Rprince: No, I was not at Eastman at the time, although I have known a number of musicians/teachers who were. I was teaching English at Penn Manor High School in Millersville, Pa., and was helping out with that year's district band festival. I got the job (What a job!!!) of being Fennell's host for the weekend. He mentioned that the had the masters of two forthcoming releases ("Diverse Winds", and "West Point") with him, and was looking for a place where he could review them and grant approval for pressing and release. I happened to know a recording engineer in Lancaster who had all the good stuff (Ampex 300, Goodmans corner horns, Scott monoblocks etc.). We listened with Dr. Fennell, and I was blown away by the sound! From that day on, I KNEW what was meant by "just like master tape"!
I'm confused!!! So what's new?!

I have an Arcam cdp that plays both redbook and HDCDs. Does anyone issue HDCDs anymore? Anyway, when I play a HDCD, a red light comes on.

I've picked up a couple of SACD titles (Dylan reissues) and they sound great on the Arcam. Here's the strange thing (to me, anyway):

When I play a Dylan SACD sampler (the one that comes with the "Masked and Anonymous" soundtrack), the red light on the Arcam comes on. When I play one of the reissued Dylan titles, the red light does not come on.

So, is my Arcam playing the CD layer or the SACD layer? If it's playing the CD layer, why does it sound so much better than the original redbook disc? I presume the CD layer itself has also been remastered... yes?

If it's the SACD layer, what is the difference between SACD and HDCD?
You are playing the remastered redbook.

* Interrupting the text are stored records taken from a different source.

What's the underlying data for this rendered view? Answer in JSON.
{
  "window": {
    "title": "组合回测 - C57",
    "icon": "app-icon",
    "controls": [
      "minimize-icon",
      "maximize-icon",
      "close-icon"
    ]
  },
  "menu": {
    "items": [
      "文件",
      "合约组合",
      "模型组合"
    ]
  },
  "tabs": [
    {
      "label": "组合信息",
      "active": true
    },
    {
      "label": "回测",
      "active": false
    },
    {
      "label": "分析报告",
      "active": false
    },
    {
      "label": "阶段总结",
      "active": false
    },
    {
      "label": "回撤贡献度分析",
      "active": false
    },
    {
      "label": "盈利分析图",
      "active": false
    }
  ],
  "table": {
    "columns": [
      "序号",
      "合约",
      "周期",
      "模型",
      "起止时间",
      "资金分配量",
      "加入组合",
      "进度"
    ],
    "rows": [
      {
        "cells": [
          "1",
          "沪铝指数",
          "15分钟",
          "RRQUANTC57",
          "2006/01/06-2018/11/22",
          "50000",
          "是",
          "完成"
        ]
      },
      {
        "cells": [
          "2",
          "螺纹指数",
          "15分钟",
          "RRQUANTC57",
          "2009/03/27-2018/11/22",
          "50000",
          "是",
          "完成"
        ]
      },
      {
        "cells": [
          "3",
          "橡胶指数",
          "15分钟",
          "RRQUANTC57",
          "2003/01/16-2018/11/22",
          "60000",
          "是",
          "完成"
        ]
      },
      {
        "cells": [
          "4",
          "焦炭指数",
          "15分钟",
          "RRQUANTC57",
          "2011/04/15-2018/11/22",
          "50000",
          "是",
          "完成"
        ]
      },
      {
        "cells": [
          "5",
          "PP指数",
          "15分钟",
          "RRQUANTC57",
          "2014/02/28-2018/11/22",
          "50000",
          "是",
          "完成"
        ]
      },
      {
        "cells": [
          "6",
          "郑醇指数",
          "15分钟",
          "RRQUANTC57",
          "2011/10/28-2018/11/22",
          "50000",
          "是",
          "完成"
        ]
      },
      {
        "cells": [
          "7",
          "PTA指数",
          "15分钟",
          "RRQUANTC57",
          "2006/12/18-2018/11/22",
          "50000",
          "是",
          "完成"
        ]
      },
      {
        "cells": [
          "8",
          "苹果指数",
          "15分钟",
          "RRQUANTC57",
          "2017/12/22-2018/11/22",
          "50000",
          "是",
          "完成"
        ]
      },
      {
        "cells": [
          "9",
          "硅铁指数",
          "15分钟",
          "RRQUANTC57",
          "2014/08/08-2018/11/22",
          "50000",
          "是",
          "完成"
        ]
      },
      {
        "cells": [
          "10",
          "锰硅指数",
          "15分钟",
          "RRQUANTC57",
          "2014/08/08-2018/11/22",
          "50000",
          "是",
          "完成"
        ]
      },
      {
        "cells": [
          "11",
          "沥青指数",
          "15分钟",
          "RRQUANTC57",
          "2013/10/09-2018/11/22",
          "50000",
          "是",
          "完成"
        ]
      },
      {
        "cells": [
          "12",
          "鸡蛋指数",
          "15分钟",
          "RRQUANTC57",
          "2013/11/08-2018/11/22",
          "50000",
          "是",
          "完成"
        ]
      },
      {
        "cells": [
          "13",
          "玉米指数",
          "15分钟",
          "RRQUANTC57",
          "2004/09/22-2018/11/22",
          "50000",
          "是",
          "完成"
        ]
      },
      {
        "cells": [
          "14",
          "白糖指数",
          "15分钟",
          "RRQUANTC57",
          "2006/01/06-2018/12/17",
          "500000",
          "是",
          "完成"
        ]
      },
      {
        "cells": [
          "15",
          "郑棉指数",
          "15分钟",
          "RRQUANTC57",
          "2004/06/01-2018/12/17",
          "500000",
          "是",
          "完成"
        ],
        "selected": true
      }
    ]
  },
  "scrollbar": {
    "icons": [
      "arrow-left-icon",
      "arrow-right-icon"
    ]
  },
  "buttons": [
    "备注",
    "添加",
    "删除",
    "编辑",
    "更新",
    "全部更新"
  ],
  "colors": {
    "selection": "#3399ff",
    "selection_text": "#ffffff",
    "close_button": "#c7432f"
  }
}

Your Arcam cannot read the SACD layer of the discs you mention, but they are hybrid discs, with a CD layer as well as an SACD layer--you're hearing the CD layer. I think the big difference between the old and new redbook discs is that the new Dylan discs were remastered much better than before. I didn't know that the Dylan CD layer was HDCD encoded, but there are apparently a number of such discs that are HDCD but not labeled as such, so maybe this was one of them. HDCD is still alive (Reference Recordings is its biggest proponent, but other labels use it too), just hadn't heard of Sony using it till now!
Chris all the CD layers on the Dylan reissues are remastered.
Strange quirk with the Arcam/HDCD I would guess there is something on the sampler disc which causes the HDCD chip to think it is a HDCD-I doubt very much it is indeed a HDCD disc as well as a SACD.
For what it's worth like the Stones reissues I don't think the SACD layer on the Dylan discs sound that different from the CD layer-I haven't listened to them all in detail but I stand by my previous impression on hybrid discs that they are pretty much self-defeating because of this.
Thanks Rcprince and Ben! That clears things up greatly!